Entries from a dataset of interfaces
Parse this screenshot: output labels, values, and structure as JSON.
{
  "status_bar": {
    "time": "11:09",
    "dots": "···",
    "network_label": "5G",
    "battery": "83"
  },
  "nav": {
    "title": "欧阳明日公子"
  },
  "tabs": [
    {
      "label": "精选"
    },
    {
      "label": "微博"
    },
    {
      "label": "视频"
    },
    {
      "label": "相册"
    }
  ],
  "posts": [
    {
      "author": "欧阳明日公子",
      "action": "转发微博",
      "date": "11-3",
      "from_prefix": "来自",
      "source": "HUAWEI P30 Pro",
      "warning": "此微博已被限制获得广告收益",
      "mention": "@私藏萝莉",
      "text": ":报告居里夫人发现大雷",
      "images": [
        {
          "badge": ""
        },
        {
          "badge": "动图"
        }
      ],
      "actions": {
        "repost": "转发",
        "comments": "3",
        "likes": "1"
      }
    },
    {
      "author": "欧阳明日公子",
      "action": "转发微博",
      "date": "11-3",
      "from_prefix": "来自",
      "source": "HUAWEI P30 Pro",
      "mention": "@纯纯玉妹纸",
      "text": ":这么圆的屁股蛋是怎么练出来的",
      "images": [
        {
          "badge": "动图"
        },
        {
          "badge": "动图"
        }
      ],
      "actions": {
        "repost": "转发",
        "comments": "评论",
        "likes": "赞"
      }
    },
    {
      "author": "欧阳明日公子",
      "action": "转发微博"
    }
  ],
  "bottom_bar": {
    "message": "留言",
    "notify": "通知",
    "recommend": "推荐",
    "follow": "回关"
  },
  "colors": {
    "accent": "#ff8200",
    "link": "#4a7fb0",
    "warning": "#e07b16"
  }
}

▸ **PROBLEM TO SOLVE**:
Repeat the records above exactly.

▸ **ANSWER TO THE EXERCISE**:
Parse this screenshot: output labels, values, and structure as JSON.
{
  "status_bar": {
    "time": "11:09",
    "dots": "···",
    "network_label": "5G",
    "battery": "83"
  },
  "nav": {
    "title": "欧阳明日公子"
  },
  "tabs": [
    {
      "label": "精选"
    },
    {
      "label": "微博"
    },
    {
      "label": "视频"
    },
    {
      "label": "相册"
    }
  ],
  "posts": [
    {
      "author": "欧阳明日公子",
      "action": "转发微博",
      "date": "11-3",
      "from_prefix": "来自",
      "source": "HUAWEI P30 Pro",
      "warning": "此微博已被限制获得广告收益",
      "mention": "@私藏萝莉",
      "text": ":报告居里夫人发现大雷",
      "images": [
        {
          "badge": ""
        },
        {
          "badge": "动图"
        }
      ],
      "actions": {
        "repost": "转发",
        "comments": "3",
        "likes": "1"
      }
    },
    {
      "author": "欧阳明日公子",
      "action": "转发微博",
      "date": "11-3",
      "from_prefix": "来自",
      "source": "HUAWEI P30 Pro",
      "mention": "@纯纯玉妹纸",
      "text": ":这么圆的屁股蛋是怎么练出来的",
      "images": [
        {
          "badge": "动图"
        },
        {
          "badge": "动图"
        }
      ],
      "actions": {
        "repost": "转发",
        "comments": "评论",
        "likes": "赞"
      }
    },
    {
      "author": "欧阳明日公子",
      "action": "转发微博"
    }
  ],
  "bottom_bar": {
    "message": "留言",
    "notify": "通知",
    "recommend": "推荐",
    "follow": "回关"
  },
  "colors": {
    "accent": "#ff8200",
    "link": "#4a7fb0",
    "warning": "#e07b16"
  }
}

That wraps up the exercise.